┌────────

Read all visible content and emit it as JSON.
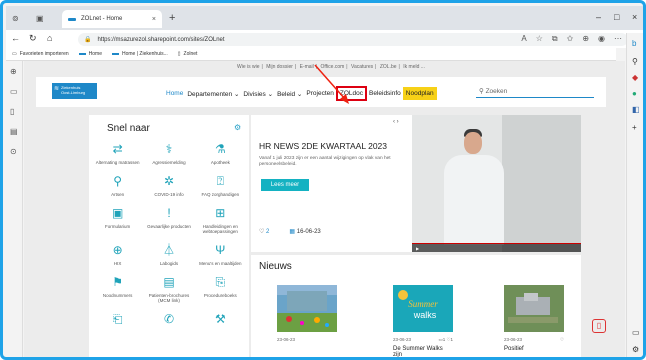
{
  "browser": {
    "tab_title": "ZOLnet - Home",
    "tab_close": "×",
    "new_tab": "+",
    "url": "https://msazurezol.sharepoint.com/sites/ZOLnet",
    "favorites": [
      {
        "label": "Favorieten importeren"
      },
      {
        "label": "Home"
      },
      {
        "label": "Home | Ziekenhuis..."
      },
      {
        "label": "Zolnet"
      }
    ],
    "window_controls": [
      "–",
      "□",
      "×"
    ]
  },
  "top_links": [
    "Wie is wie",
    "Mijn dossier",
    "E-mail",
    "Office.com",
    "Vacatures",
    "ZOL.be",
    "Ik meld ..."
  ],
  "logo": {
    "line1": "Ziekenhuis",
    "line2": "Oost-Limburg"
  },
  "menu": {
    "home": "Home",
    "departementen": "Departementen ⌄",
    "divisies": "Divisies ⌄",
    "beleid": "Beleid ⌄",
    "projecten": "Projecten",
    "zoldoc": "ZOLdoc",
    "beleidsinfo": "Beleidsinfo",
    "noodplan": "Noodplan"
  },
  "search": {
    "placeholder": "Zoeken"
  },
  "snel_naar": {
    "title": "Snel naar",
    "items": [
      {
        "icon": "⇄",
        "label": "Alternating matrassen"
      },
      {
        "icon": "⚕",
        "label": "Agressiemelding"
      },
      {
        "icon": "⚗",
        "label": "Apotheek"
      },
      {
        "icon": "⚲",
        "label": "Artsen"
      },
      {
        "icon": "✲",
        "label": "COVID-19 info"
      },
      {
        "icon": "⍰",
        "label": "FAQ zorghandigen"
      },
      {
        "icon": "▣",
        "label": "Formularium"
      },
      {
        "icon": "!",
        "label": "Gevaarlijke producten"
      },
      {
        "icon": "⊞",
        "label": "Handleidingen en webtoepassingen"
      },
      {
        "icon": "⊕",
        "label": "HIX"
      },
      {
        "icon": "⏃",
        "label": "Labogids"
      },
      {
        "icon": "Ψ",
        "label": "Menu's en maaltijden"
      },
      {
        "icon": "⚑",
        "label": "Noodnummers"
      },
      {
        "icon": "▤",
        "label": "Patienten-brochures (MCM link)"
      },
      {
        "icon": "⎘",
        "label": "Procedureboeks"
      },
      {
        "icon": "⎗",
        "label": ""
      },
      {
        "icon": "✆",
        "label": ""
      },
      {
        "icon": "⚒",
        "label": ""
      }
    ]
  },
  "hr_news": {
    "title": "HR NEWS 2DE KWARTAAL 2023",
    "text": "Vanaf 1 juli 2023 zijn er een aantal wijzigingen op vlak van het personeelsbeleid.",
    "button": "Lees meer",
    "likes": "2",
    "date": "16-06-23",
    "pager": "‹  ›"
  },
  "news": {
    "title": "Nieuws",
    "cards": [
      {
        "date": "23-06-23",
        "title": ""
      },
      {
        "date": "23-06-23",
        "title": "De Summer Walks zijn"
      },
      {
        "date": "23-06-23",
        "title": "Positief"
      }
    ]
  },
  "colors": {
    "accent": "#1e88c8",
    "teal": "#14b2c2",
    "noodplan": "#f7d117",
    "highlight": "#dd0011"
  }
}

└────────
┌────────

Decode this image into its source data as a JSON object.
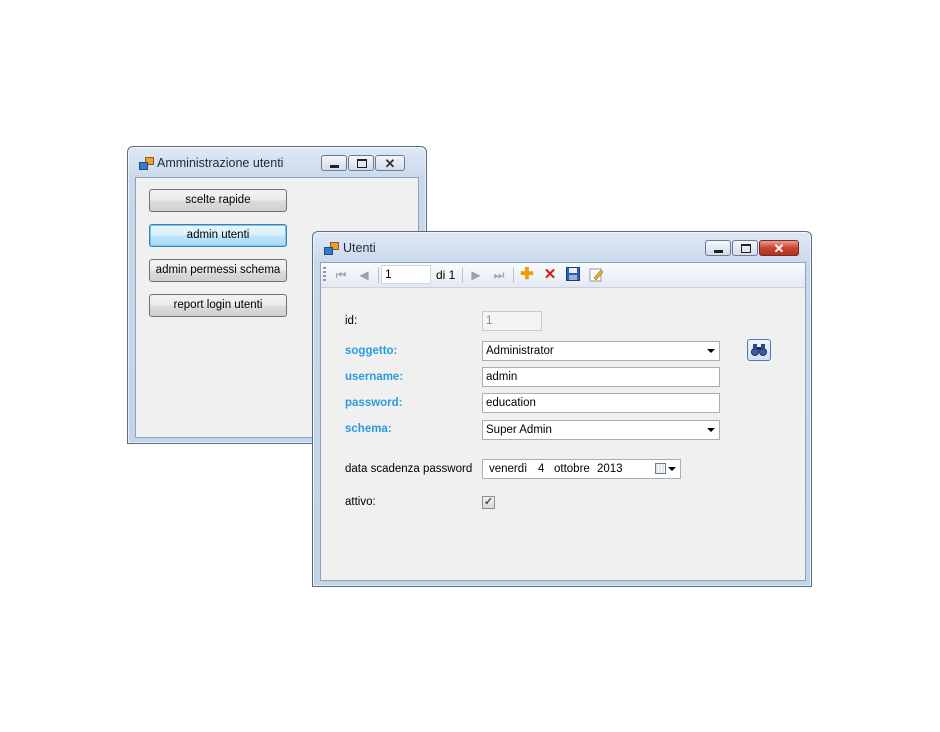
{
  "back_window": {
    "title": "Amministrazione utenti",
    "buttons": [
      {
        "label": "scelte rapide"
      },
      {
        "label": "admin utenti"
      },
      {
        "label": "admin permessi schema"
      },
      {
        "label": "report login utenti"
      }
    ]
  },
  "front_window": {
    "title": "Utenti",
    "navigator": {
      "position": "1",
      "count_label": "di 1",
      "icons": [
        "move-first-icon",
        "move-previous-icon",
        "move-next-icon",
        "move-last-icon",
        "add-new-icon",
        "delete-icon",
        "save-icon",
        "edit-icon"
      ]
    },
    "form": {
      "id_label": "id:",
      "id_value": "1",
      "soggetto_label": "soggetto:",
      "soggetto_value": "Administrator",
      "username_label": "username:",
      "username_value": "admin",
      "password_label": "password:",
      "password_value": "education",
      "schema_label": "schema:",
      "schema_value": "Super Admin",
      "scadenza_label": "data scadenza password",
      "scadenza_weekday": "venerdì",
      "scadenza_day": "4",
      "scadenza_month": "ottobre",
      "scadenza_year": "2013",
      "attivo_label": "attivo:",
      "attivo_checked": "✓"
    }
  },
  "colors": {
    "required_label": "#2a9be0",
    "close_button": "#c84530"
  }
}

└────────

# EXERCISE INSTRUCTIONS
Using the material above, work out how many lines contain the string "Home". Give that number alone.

# REPLY TO THE EXERCISE
4